This EWS provides daily accurate storm surge, wave setup estimates and wave forecasts automatically with various data exports to support and contribute to HAII’s existing practice on coastal flood forecasting. FEWS-GoT is configured to manage data flow and workflow that are essential to the forecasts framework. Some other modules that are important to FEWS-GoT are not mentioned below. The major modules/functionalities of EWS are:
• Automatic import of WRF-ROMS provided by HAII. A 7-day meteo forecasts (i.e. WRF-ROMS) is imported to FEWS-GoT every 24 hours when it is available.
• Water level forecasts simulated by Delft3D FM: 1-day hindcast and 3-day forecast of water levels (including maximum) are provided by Delft3D FM in FEWS-GoT.
• Wave output simulated by SWAN: 1-day hindcast and 3-day forecast of wave outputs provided by both SWAN regional and local models, where the local SWAN model is ‘nested’ in the regional SWAN model.
• Static inundation modelling; three-day forecasts are calculated based on water level forecasts near the Chao Phraya estuary (see below).
• Wave setup forecasts are calculated for the entire Thai Coast.
• Forecast in scalar timeseries; Water level hindcast and forecast scalar timeseries in 21 locations with proper model states handling.

Significant wave height of regional SWAN model displayed in FEWS-GoT

Conclusions

Storm surge associated with severe tropical cyclones is among the most hazardous and damaging natural disasters to coastal areas.
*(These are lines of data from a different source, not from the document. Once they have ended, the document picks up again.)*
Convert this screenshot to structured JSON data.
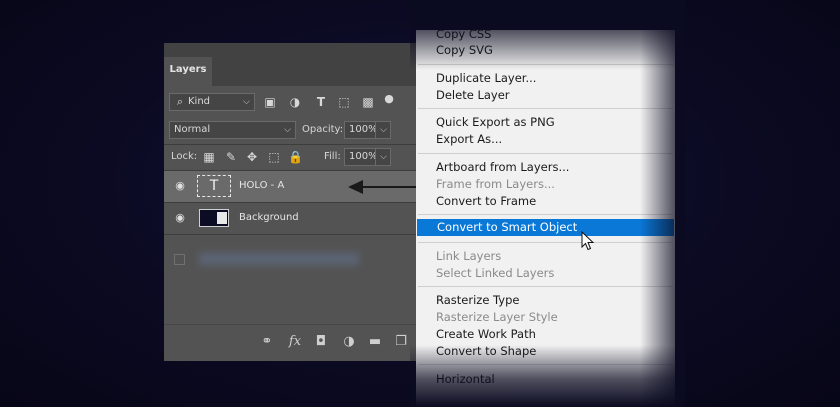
{
  "panel": {
    "tab": "Layers",
    "filter": {
      "label": "Kind"
    },
    "blend": {
      "mode": "Normal",
      "opacity_label": "Opacity:",
      "opacity": "100%"
    },
    "lock": {
      "label": "Lock:",
      "fill_label": "Fill:",
      "fill": "100%"
    },
    "layers": [
      {
        "name": "HOLO - A",
        "type": "text",
        "visible": true,
        "selected": true
      },
      {
        "name": "Background",
        "type": "image",
        "visible": true,
        "selected": false
      }
    ]
  },
  "menu": {
    "items": [
      {
        "label": "Copy CSS",
        "disabled": false
      },
      {
        "label": "Copy SVG",
        "disabled": false
      },
      {
        "label": "Duplicate Layer...",
        "disabled": false
      },
      {
        "label": "Delete Layer",
        "disabled": false
      },
      {
        "label": "Quick Export as PNG",
        "disabled": false
      },
      {
        "label": "Export As...",
        "disabled": false
      },
      {
        "label": "Artboard from Layers...",
        "disabled": false
      },
      {
        "label": "Frame from Layers...",
        "disabled": true
      },
      {
        "label": "Convert to Frame",
        "disabled": false
      },
      {
        "label": "Convert to Smart Object",
        "disabled": false,
        "highlighted": true
      },
      {
        "label": "Link Layers",
        "disabled": true
      },
      {
        "label": "Select Linked Layers",
        "disabled": true
      },
      {
        "label": "Rasterize Type",
        "disabled": false
      },
      {
        "label": "Rasterize Layer Style",
        "disabled": true
      },
      {
        "label": "Create Work Path",
        "disabled": false
      },
      {
        "label": "Convert to Shape",
        "disabled": false
      },
      {
        "label": "Horizontal",
        "disabled": false
      }
    ]
  },
  "colors": {
    "highlight": "#0a78d7",
    "panel_bg": "#535353",
    "menu_bg": "#f1f1f1"
  }
}
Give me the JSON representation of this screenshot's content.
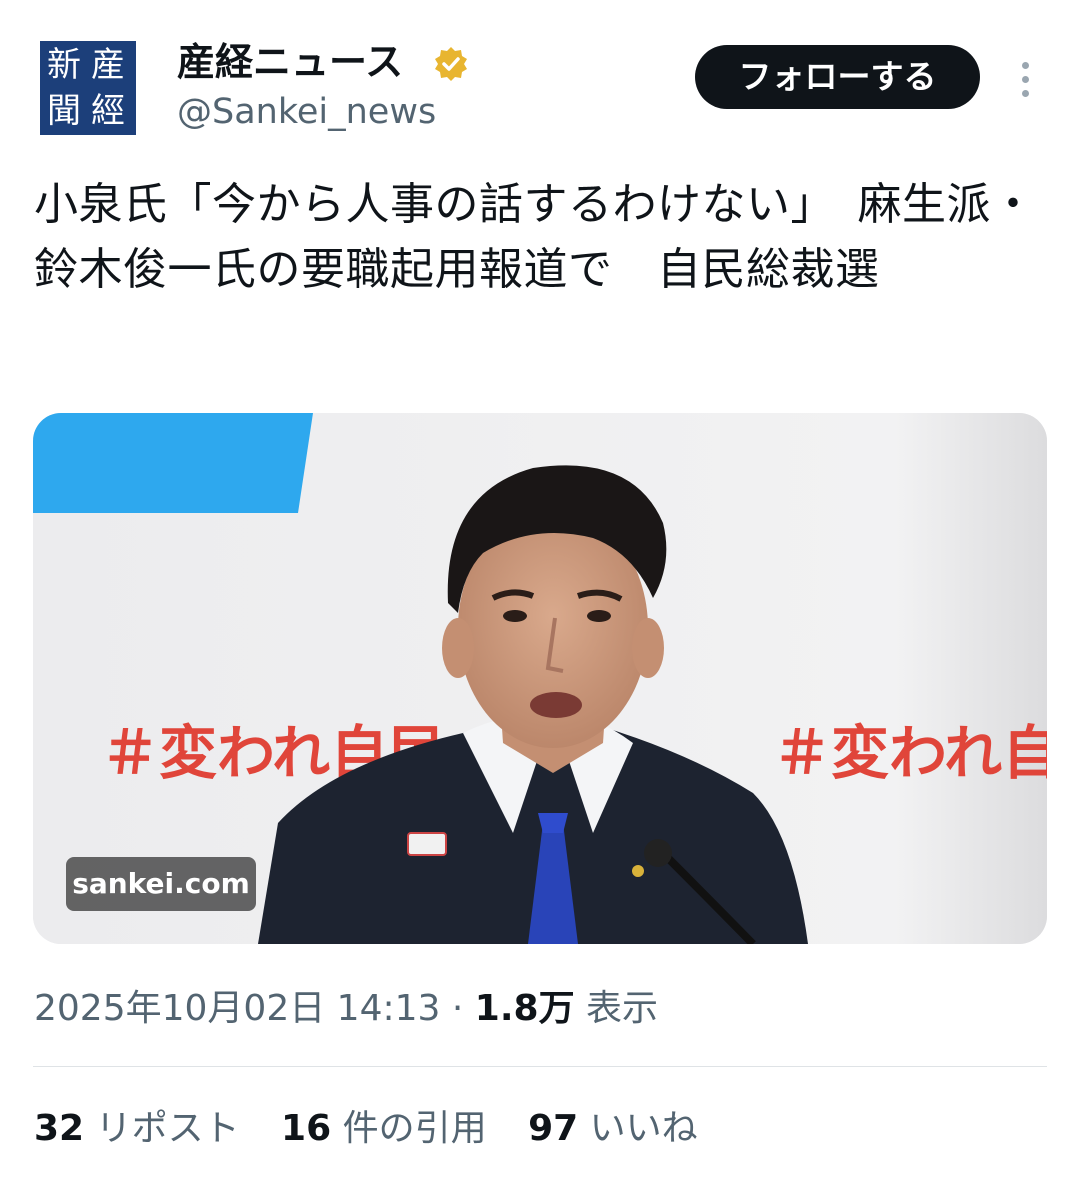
{
  "account": {
    "avatar_chars": [
      "産",
      "經",
      "新",
      "聞"
    ],
    "display_name": "産経ニュース",
    "handle": "@Sankei_news",
    "verified_icon": "verified-badge-gold"
  },
  "actions": {
    "follow_label": "フォローする",
    "more_icon": "more-vertical-icon"
  },
  "post": {
    "text": "小泉氏「今から人事の話するわけない」　麻生派・鈴木俊一氏の要職起用報道で　自民総裁選",
    "media": {
      "source_label": "sankei.com",
      "banner_text": "＃変われ自民"
    },
    "timestamp": "2025年10月02日 14:13",
    "separator": "·",
    "views_count": "1.8万",
    "views_label": "表示"
  },
  "stats": {
    "reposts": {
      "count": "32",
      "label": "リポスト"
    },
    "quotes": {
      "count": "16",
      "label": "件の引用"
    },
    "likes": {
      "count": "97",
      "label": "いいね"
    }
  },
  "colors": {
    "text": "#0f1419",
    "secondary": "#536471",
    "avatar_bg": "#1c3f7a",
    "verified": "#e8b530",
    "banner_red": "#e0453a"
  }
}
The Gulf of Thailand has been periodically affected by typhoon-induced storm surges in the past. With the overall aim to better predict and deal with such flooding events, the Hydro and Agro Informatics Institute (HAII) has started the project “Ocean Modelling and Early-Warning System for the Gulf of Thailand” together with Deltares in order to develop and implement this Early-Warning System. The newly-developed hydrodynamic model characteristics (horizontal resolution and runtimes) are considered very adequate for the envisaged coastal ocean operational system, and the overall quality of this first Gulf of Thailand tide-surge model is sufficient for inclusion in the EWS installed at HAII. Several beneficial impacts are expected from this EWS, among which to contribute to UNDP’s 2030 Agenda for Sustainable Development / sustainable cities and communities.